- there have been no new cases for a minimum of 14 days from the last potential exposure to a confirmed case
- HPT considers that:
- existing cases have been isolated or cohorted effectively
- guidance on IPC and other interventions is being applied appropriately
Patient access to clinical care
People should contact their GP if:
- they are unwell and worried about COVID-19
- symptoms worsen after seven days
- symptoms are severe at any time
Out of hours, call:
- 111 for help and advice
- 999 for emergencies
If it is an emergency and an ambulance is needed, tell the 999 operator that there is a concern about COVID-19.
Scottish Ambulance Service (SAS) will triage healthcare professional calls to provide the appropriate response.
Accessing healthcare services
Access to healthcare services should not be prevented for individuals with suspected infectious diseases.
An admission screening respiratory symptom assessment aide is available and further information on IPC measures can be found in the NIPCM and CH IPCM.
Refer to the Scottish Government guidance for international travel for the most up-to-date advice on local and international travel.
This guidance should be read with reference to these related resources.
COVID-19 guidance for specific settings, in particular for:
Scottish Government and Scottish Health Protection Network (SHPN) guidance
Infection prevention and control (IPC) guidance
- Antimicrobial Resistance and Healthcare Associated Infection Scotland (ARHAI) guidance is available in the National Infection Prevention and Control Manual (NIPCM).
- Care Home Infection Prevention and Control Manual (CH IPCM)
The Scottish Intercollegiate Guidelines Network (SIGN) produces clinical guidance on COVID-19.
Information for the public
NHS Inform provides information for the public, including translated materials.
Local NHS laboratory contact details
- NHS Ayrshire and Arran
- NHS Borders
- NHS Dumfries and Galloway
- NHS Fife
- NHS Forth Valley
- NHS Golden Jubilee
- NHS Grampian
- NHS Greater Glasgow and Clyde
- NHS Highland
- NHS Lanarkshire
- NHS Lothian
- NHS Orkney
- NHS Shetland
- NHS Tayside
- NHS Western Isles
Antimicrobial Resistance and Healthcare Associated Infection Scotland
- CH IPCM
Care Home Infection Prevention and Control Manual
coronavirus disease 19
filtering face piece
health protection team
health and social care worker
Health and Safety Executive
incident management team
infection prevention and control
lateral flow device
Medicines and Healthcare Products Regulatory Agency
National Infection Prevention and Control Manual
polymerase chain reaction
Public Health Scotland
point of care testing
personal protective equipment
respiratory syncytial virus

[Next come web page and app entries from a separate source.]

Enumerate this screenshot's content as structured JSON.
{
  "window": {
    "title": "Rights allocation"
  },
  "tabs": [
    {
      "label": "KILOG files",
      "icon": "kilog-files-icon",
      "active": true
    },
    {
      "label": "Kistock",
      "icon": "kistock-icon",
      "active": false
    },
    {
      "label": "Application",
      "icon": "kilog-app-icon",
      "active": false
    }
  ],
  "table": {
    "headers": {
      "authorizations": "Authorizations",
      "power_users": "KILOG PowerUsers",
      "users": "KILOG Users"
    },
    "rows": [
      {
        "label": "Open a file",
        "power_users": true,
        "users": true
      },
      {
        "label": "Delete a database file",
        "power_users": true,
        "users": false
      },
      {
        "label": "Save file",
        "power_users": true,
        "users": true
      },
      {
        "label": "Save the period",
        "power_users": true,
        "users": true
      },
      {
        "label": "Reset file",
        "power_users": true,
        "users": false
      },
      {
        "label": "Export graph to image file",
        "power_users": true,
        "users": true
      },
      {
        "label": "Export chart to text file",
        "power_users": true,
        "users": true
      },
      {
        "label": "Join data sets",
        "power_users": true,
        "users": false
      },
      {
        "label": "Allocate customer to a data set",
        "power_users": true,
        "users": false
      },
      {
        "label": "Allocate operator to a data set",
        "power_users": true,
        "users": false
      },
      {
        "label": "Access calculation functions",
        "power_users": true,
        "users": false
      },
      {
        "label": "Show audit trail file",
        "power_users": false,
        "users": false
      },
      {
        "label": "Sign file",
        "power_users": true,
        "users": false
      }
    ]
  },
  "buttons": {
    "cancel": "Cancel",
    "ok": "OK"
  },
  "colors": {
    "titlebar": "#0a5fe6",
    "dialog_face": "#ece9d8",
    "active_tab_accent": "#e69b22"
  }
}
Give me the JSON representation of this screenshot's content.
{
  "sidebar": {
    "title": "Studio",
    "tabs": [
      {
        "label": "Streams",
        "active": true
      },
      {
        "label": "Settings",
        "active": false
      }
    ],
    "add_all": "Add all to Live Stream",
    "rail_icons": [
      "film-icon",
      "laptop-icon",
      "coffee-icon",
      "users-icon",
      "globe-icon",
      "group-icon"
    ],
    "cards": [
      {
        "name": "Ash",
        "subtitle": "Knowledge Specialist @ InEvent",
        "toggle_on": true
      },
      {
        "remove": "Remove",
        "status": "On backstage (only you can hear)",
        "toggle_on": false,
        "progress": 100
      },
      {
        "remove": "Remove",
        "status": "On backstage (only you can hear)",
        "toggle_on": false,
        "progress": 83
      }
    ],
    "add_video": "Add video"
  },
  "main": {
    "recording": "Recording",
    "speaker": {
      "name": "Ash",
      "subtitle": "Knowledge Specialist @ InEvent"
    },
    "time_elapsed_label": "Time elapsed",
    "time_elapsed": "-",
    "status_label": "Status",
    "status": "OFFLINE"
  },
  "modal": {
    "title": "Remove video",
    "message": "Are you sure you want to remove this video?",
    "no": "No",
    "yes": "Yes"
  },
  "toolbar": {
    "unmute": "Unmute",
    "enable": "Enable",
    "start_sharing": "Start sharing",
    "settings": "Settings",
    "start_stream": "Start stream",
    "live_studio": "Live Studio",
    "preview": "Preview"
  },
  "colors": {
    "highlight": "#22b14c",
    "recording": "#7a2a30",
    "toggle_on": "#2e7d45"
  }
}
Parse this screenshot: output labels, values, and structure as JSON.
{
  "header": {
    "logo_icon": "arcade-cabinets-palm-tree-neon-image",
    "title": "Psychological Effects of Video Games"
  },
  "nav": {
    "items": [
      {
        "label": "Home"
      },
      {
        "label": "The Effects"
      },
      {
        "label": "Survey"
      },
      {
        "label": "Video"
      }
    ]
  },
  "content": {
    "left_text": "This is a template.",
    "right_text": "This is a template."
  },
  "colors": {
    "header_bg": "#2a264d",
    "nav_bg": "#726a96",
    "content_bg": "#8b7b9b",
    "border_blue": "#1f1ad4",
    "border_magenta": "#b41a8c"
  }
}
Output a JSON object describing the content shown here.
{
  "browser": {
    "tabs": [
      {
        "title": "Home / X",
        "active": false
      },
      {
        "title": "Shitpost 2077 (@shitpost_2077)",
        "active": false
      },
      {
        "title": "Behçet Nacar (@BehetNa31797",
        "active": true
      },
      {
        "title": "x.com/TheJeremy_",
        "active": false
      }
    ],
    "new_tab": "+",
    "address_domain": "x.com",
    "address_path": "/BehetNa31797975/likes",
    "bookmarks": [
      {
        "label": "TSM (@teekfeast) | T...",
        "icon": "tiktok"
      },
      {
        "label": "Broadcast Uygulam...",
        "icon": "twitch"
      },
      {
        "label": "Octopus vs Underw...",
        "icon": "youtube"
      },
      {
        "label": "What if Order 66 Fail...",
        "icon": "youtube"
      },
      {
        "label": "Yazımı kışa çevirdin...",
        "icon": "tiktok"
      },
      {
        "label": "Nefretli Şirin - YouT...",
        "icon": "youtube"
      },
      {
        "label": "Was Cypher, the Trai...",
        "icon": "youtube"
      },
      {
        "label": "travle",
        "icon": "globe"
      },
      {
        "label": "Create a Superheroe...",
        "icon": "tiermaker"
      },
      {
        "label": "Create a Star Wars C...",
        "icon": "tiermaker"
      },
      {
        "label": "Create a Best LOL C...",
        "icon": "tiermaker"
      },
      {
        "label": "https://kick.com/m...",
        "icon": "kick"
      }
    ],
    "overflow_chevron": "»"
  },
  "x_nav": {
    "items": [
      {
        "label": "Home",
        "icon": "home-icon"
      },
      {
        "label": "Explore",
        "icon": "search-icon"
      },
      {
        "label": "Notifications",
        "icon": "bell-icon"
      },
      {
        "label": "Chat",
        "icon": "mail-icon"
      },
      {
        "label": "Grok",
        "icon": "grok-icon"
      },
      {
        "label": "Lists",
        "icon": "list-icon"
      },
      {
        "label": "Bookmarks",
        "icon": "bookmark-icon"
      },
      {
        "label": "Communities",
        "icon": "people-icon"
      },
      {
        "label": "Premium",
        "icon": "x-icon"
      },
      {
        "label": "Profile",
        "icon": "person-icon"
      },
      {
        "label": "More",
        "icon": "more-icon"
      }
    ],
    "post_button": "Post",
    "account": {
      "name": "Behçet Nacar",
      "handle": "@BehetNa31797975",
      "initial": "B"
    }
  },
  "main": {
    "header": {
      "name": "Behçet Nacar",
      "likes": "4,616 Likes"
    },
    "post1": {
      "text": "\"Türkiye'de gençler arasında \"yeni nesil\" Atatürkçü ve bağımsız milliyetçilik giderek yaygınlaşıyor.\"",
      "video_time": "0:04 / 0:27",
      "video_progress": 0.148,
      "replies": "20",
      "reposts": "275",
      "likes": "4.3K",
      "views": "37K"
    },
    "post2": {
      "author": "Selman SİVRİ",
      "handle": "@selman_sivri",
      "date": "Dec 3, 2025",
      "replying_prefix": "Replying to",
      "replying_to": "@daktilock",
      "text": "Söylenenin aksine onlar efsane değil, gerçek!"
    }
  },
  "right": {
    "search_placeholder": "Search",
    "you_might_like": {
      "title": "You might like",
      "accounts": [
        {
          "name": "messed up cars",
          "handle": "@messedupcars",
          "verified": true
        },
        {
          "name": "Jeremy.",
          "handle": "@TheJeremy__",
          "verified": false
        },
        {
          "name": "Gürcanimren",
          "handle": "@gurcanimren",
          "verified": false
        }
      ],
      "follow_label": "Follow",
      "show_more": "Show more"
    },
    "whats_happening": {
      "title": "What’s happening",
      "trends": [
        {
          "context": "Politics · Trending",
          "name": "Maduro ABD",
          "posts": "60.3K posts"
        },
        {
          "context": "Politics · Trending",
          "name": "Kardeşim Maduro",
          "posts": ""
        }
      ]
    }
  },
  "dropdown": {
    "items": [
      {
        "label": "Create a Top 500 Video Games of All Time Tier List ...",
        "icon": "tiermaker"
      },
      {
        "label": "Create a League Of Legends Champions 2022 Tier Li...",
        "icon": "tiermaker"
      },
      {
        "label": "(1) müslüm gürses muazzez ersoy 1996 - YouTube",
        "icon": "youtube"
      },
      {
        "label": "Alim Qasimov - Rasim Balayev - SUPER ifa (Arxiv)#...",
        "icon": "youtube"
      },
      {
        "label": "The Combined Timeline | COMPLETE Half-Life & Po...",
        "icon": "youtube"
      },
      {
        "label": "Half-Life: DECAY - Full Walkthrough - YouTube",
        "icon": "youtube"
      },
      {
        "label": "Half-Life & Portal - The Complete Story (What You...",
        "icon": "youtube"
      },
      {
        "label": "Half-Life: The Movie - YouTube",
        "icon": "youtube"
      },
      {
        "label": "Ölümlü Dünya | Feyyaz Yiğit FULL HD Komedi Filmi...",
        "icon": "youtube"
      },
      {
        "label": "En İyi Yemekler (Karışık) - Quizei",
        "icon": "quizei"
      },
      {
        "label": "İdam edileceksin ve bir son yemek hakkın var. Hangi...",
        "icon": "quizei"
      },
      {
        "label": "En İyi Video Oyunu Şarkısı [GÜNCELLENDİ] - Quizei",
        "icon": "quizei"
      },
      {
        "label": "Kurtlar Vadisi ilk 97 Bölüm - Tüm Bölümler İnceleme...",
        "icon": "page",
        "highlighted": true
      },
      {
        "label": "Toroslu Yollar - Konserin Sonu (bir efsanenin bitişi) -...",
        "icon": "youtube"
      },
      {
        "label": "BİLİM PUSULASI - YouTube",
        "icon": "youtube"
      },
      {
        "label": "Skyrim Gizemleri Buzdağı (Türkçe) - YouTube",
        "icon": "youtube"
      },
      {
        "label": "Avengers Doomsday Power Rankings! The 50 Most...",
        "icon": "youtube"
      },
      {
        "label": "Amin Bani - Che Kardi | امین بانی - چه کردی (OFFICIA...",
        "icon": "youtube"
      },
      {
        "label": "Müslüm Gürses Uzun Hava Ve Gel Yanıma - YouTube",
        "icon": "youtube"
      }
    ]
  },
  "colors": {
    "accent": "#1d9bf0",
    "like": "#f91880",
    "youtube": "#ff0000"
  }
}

severe acute respiratory syndrome coronavirus 2
Scottish Health Protection Network
Scottish Intercollegiate Guidelines Network
SARS-CoV-2 immunity and reinfection evaluation
UK Health Security Agency (formerly Public Health England)
variants and mutations